A CPA shall not concurrently engage in business or activity which impairs his
professional competence or which would give rise to a conflict of interest between
him and his employer.
Section 26. Act Discreditable
A CPA commits an act discreditable to the profession and shall be held liable
of such act if in the performance of his work:
- He is grossly negligent in performing his job such that material misstatement
of financial information results;
- He willfully and without justification works against the legitimate interest
of his employer;
- He commits, or abets with his employer the commission of, any dishonest act
of whatever nature;
- He fails to observe or to direct attention to non-observance of generally
accepted accounting principles in situations calling for such observance;
- He fails to present or to disclose material, financial facts in connection
with the computation of the of the tax liabilities of his employer, but presentation
or disclosure of which is necessary to make the computation not fraudulent;
- He fails to present fairly financial statements required by any government
regulation or agency; or to make adequate disclosures if the financial statements
do not present fairly financial condition or results of operations;
- He fails to present fairly financial data or information on reports prepared
by him or under supervision; or to make adequate disclosure so that the financial
report will not be misleading; and
- He refuses to cooperate, without valid reason, with the external auditor
in the examination of the accounts of his employer for the specific purpose
of the engagement.
The acts cited in the foregoing are not intended to be all inclusive.
D. RULES APPLICABLE TO CPAs IN THE
Section 27. Public Office is a Public Trust
A CPA in the government service shall endeavor to perform his official duties
thoroughly, faithfully and efficiently, ever conscious that a public office
is a public trust.
Section 28. Service to the Public
A CPA in the government service shall serve the public courteously, justly
and impartially regardless of kindship, friendship, social standing, or religious
or political beliefs.
Section 29. Civil Service Rules
A CPA in the government service shall, at all times, comply with Civil Service
Rules, as well as with regulations prescribed by the duly constituted authorities.
E. RULES APPLICABLE TO CPAs in EDUCATIONAL
Section 30. Contribution to Attainment of Institutional Objective
A CPA in education shall aim to contribute to the attainment of the academic
objectives and policies of the institution.
Section 31. Responsibility for Professional Competence
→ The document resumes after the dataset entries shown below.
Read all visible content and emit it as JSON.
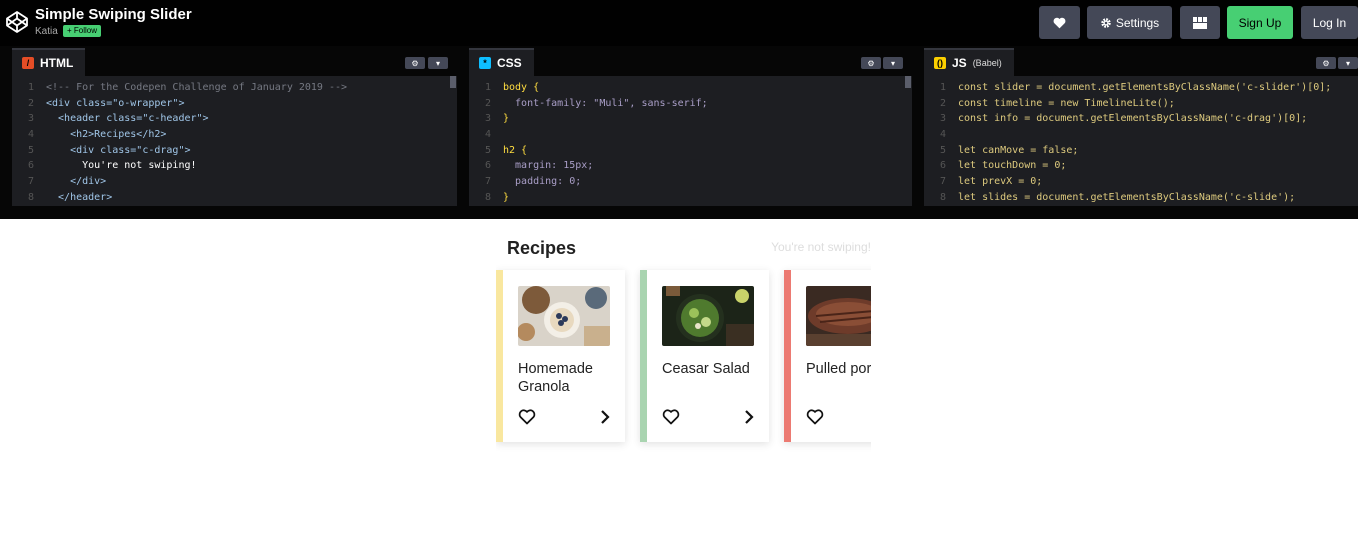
{
  "header": {
    "title": "Simple Swiping Slider",
    "author": "Katia",
    "follow_label": "+ Follow",
    "buttons": {
      "settings": "Settings",
      "signup": "Sign Up",
      "login": "Log In"
    }
  },
  "editors": {
    "html": {
      "label": "HTML",
      "lines": [
        "<!-- For the Codepen Challenge of January 2019 -->",
        "<div class=\"o-wrapper\">",
        "  <header class=\"c-header\">",
        "    <h2>Recipes</h2>",
        "    <div class=\"c-drag\">",
        "      You're not swiping!",
        "    </div>",
        "  </header>"
      ]
    },
    "css": {
      "label": "CSS",
      "lines": [
        "body {",
        "  font-family: \"Muli\", sans-serif;",
        "}",
        "",
        "h2 {",
        "  margin: 15px;",
        "  padding: 0;",
        "}"
      ]
    },
    "js": {
      "label": "JS",
      "sublabel": "(Babel)",
      "lines": [
        "const slider = document.getElementsByClassName('c-slider')[0];",
        "const timeline = new TimelineLite();",
        "const info = document.getElementsByClassName('c-drag')[0];",
        "",
        "let canMove = false;",
        "let touchDown = 0;",
        "let prevX = 0;",
        "let slides = document.getElementsByClassName('c-slide');"
      ]
    }
  },
  "result": {
    "heading": "Recipes",
    "drag_status": "You're not swiping!",
    "cards": [
      {
        "name": "Homemade Granola",
        "stripe": "#f9e79f"
      },
      {
        "name": "Ceasar Salad",
        "stripe": "#a9d4b0"
      },
      {
        "name": "Pulled pork",
        "stripe": "#ec7a72"
      }
    ]
  },
  "colors": {
    "topbar": "#010101",
    "button": "#444857",
    "accent_green": "#47cf73",
    "editor_bg": "#1d1e22"
  }
}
A CPA in education has the responsibility of achieving professional competence
as a teacher or administrator.
Section 32. Concern for Student Welfare
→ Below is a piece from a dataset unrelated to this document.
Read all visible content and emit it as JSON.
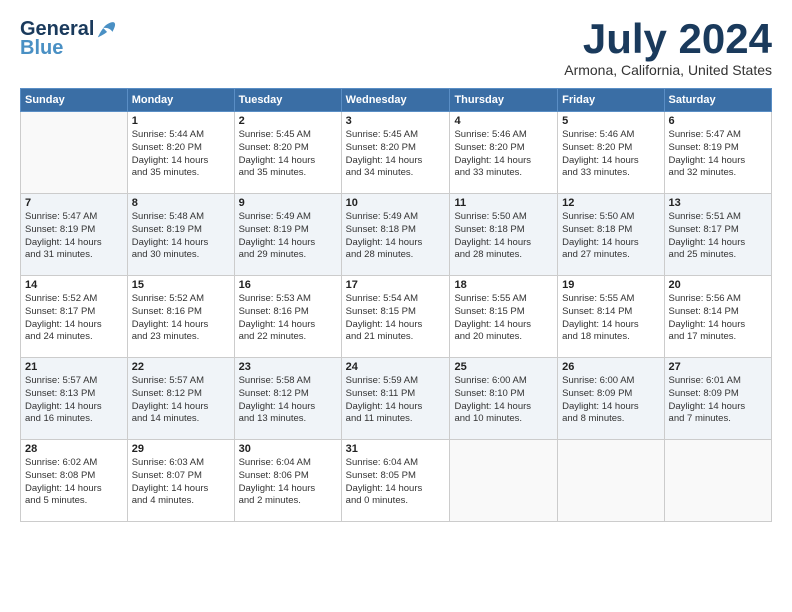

A CPA in education shall have at heart the welfare of the students, stimulating
in them a deep interest in their studies, exposing them to meaningful experiences
in life and inculcating in their young minds the ideals of honor, justice and
Section 33. Effectiveness of Teaching Profession
A CPA in education shall contribute to the effectiveness, enrichment and dignity
of the teaching profession.
Section 34. Leadership in Research and Professional Matters
A CPA in education shall accept a reasonable degree of responsibility for leadership
in research in professional matters, and in co-curricular and extra-curricular
affairs in the institutions.
Section 35. Effectivity
These rules shall take effect immediately.
Promulgated by the Board of Accountancy on March 15, 1978.